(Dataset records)

- Opening Delimiter -

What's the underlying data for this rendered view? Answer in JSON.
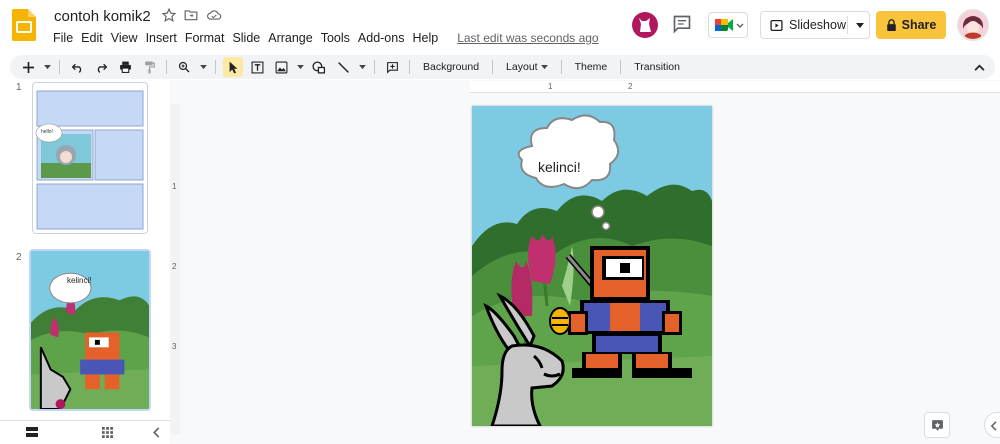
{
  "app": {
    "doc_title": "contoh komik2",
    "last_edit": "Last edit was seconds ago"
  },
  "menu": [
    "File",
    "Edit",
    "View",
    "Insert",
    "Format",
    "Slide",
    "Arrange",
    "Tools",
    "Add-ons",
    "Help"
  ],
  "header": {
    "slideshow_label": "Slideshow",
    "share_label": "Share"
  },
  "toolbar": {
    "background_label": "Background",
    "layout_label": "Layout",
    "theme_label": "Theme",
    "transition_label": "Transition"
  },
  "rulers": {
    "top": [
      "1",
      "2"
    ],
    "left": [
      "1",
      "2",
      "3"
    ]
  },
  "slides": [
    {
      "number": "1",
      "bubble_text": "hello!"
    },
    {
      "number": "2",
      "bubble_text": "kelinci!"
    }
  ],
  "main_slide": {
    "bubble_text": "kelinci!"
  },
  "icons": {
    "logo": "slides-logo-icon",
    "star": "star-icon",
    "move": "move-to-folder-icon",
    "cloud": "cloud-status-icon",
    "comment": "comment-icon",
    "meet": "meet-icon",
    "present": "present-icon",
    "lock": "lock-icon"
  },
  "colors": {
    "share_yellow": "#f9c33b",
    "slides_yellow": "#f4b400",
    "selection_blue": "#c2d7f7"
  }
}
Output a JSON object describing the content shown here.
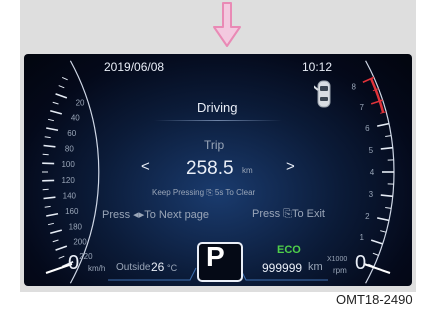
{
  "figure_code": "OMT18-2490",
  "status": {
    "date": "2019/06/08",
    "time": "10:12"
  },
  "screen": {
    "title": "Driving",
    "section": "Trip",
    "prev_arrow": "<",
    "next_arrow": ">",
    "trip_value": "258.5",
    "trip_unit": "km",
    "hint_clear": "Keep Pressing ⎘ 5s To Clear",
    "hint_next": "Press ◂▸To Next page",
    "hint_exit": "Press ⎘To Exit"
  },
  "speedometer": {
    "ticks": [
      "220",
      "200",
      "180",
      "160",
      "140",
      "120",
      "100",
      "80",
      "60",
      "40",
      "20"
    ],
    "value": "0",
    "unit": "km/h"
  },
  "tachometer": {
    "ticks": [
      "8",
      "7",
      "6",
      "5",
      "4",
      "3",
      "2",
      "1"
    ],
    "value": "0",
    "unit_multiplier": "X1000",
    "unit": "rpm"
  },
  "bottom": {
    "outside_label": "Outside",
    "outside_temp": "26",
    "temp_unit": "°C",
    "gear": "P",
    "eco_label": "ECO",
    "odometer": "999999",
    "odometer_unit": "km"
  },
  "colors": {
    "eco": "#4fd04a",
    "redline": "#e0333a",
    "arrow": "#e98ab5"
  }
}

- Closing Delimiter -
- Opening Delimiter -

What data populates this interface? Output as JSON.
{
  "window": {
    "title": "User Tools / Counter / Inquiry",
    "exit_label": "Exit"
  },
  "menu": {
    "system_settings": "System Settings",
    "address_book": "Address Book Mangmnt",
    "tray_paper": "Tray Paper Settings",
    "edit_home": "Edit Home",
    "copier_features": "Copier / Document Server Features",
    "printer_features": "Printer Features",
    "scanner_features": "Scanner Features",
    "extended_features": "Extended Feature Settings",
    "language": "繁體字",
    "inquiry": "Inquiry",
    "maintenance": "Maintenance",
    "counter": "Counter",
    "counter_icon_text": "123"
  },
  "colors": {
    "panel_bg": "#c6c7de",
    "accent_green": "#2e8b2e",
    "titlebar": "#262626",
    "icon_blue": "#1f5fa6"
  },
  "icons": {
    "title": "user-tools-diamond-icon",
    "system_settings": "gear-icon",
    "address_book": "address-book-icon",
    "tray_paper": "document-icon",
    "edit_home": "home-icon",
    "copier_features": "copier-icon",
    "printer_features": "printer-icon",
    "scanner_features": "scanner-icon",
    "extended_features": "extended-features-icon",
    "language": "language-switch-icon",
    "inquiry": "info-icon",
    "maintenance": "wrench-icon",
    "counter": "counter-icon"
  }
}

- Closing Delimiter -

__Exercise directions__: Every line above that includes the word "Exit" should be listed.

__Written reply__:
    "hint_exit": "Press ⎘To Exit"
    "exit_label": "Exit"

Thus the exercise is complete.